What to do: Which lines in the data below contain the word "temp"? Pull each of them out.

Data provided:
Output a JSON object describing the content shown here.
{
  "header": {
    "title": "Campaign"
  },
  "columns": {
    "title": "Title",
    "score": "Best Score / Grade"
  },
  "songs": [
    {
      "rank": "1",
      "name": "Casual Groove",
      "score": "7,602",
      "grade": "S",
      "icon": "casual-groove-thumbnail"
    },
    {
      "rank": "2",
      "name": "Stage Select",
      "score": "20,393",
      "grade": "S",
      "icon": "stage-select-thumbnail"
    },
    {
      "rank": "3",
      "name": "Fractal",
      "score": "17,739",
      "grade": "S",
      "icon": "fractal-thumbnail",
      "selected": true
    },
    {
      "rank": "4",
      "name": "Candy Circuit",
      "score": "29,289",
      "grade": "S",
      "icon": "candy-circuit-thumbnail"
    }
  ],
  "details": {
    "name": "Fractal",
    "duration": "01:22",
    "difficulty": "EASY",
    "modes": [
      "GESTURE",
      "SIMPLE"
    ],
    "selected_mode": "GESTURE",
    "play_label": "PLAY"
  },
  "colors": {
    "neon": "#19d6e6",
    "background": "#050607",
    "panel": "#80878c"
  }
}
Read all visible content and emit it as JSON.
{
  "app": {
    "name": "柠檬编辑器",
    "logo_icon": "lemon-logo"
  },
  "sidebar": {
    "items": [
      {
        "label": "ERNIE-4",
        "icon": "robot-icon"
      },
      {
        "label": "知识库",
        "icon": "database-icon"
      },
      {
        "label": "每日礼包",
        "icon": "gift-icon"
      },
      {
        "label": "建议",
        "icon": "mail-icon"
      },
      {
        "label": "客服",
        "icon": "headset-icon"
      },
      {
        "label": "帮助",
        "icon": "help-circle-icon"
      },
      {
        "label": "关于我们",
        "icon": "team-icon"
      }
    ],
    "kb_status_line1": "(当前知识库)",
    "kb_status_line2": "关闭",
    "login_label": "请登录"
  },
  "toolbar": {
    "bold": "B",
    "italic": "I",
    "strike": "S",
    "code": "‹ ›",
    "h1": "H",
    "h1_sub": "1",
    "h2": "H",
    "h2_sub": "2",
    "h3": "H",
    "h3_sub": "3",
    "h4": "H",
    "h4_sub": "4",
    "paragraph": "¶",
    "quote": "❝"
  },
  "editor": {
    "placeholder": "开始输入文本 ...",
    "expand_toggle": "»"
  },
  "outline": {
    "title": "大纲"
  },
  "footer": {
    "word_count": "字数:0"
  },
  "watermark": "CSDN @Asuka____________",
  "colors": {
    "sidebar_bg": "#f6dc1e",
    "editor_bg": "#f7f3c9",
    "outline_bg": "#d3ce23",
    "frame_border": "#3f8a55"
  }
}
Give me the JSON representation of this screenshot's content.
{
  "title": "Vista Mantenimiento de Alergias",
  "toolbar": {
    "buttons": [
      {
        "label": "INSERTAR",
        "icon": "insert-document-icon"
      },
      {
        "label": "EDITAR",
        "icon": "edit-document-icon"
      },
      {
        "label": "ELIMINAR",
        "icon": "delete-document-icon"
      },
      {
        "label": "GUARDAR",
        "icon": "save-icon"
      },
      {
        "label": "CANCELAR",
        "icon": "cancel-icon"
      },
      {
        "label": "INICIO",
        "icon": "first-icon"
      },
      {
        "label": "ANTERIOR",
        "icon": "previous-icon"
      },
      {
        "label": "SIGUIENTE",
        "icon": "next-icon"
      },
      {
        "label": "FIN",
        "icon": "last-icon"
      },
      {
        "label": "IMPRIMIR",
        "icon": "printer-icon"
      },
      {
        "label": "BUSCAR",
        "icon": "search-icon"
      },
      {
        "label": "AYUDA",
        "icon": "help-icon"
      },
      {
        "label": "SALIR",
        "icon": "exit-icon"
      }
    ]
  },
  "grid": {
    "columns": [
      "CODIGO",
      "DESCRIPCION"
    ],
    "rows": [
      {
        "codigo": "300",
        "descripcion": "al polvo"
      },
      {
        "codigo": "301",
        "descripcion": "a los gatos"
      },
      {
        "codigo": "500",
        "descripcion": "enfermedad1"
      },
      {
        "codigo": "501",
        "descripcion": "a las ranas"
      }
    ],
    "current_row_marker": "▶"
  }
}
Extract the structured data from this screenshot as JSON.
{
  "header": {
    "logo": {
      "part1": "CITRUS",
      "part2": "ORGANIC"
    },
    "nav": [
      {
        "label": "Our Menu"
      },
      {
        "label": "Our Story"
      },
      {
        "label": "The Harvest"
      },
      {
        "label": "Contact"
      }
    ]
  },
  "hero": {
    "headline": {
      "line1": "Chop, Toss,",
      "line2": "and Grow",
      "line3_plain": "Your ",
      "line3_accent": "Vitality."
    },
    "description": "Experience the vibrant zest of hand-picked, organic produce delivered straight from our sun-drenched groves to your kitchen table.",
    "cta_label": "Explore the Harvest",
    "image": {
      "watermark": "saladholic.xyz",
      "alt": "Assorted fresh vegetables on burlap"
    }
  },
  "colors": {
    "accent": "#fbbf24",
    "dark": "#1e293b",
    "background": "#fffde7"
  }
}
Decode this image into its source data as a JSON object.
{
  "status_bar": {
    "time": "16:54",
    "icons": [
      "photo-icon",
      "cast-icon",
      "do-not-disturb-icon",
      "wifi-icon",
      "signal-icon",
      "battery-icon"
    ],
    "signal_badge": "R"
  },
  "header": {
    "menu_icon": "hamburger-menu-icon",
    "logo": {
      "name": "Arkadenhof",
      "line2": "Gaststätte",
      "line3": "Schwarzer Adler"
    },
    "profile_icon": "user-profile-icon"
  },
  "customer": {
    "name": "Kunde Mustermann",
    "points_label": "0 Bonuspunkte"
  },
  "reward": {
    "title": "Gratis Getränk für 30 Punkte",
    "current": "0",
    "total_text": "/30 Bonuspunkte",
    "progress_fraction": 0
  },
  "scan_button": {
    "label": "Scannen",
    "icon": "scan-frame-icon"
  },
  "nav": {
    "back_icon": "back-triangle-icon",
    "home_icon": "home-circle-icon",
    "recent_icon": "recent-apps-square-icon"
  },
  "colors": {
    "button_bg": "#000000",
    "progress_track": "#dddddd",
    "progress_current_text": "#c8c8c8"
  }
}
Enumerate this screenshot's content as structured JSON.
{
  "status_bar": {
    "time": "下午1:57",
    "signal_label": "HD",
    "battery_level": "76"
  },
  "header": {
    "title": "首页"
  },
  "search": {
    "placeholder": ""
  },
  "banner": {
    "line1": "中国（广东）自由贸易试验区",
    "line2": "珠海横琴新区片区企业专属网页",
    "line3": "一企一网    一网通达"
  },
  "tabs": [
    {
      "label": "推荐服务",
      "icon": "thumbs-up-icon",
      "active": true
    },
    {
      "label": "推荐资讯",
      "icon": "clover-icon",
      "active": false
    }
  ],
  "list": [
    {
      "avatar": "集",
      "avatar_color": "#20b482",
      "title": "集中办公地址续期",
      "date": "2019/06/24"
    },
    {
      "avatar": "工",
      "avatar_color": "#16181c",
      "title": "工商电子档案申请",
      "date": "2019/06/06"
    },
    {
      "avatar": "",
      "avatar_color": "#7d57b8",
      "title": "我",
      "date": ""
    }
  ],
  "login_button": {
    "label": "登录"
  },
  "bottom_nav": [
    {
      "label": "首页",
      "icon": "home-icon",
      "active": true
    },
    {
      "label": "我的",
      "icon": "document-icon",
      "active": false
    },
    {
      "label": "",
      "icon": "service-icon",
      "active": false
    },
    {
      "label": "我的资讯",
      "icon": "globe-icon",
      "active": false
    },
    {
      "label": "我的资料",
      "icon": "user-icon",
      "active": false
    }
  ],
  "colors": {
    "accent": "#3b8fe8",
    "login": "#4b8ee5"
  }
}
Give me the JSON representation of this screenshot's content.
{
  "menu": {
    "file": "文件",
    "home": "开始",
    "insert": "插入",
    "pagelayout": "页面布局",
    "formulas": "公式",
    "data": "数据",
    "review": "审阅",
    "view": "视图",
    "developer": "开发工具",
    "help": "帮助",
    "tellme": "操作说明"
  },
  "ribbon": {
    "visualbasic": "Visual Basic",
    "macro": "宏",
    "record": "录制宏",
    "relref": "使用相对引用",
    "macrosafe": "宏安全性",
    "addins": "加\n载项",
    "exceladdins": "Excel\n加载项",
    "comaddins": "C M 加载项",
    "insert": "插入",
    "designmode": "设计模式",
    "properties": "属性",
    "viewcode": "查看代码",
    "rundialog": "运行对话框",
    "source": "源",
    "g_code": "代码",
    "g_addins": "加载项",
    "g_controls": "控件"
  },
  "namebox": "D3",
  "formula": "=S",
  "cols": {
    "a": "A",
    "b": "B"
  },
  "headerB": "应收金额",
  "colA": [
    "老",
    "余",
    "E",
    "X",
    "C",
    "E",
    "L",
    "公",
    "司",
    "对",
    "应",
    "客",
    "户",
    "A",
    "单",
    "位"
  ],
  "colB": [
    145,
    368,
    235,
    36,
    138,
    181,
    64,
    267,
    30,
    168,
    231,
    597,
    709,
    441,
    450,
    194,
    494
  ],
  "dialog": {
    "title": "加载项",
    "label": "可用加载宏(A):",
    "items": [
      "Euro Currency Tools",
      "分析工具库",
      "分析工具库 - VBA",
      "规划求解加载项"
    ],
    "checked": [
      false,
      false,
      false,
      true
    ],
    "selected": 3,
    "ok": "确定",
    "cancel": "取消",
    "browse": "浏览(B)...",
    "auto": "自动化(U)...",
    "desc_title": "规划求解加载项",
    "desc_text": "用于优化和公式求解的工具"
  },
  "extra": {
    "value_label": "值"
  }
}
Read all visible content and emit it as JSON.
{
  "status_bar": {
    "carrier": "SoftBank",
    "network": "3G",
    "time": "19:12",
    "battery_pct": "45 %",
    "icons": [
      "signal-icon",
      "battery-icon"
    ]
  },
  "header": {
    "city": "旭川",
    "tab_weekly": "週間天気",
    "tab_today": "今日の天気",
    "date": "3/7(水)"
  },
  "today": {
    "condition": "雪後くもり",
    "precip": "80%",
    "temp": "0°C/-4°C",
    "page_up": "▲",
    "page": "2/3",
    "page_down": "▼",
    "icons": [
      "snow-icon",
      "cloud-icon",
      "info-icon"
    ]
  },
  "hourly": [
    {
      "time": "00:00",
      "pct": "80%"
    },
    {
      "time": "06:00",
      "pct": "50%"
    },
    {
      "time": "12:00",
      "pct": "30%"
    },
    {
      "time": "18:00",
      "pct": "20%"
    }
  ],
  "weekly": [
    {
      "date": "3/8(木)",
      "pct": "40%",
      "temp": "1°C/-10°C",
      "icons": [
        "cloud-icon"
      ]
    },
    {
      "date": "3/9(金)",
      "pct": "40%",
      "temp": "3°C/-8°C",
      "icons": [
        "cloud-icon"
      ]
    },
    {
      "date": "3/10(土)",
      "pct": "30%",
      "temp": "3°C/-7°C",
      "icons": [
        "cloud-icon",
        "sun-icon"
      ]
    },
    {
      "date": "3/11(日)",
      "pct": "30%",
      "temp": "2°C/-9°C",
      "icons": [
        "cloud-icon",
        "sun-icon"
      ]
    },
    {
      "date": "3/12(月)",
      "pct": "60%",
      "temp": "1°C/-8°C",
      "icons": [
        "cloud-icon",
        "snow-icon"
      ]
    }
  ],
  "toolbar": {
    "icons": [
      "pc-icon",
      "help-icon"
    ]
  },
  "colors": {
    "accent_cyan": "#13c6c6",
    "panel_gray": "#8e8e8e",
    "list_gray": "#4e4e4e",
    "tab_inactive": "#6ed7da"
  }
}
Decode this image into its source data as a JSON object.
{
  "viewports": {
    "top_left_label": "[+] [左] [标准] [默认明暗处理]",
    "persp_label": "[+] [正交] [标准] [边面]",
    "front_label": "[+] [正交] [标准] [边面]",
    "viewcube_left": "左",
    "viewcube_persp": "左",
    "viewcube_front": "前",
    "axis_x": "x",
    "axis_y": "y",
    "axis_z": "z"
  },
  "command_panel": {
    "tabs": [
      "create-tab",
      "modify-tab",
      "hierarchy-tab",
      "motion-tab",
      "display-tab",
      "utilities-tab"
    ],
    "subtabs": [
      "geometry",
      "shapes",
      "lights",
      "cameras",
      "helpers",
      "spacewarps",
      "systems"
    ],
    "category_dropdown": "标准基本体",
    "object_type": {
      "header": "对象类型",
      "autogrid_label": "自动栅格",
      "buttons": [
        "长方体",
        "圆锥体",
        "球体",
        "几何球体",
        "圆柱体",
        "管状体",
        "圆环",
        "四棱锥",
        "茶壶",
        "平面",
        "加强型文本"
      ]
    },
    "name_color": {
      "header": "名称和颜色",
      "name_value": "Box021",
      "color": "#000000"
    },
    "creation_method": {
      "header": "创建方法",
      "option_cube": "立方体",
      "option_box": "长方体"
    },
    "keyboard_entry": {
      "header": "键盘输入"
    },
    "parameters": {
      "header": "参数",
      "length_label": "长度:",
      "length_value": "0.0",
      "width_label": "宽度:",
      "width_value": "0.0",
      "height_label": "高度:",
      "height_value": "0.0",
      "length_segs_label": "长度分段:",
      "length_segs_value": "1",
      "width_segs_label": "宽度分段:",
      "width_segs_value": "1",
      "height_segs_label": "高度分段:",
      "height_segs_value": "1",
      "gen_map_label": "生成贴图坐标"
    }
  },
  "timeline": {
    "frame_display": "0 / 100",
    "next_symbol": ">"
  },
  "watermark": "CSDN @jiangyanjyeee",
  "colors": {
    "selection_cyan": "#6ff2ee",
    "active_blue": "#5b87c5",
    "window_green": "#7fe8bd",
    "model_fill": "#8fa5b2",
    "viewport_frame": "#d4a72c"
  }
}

Result of the task:
    "temp": "0°C/-4°C",
      "temp": "1°C/-10°C",
      "temp": "3°C/-8°C",
      "temp": "3°C/-7°C",
      "temp": "2°C/-9°C",
      "temp": "1°C/-8°C",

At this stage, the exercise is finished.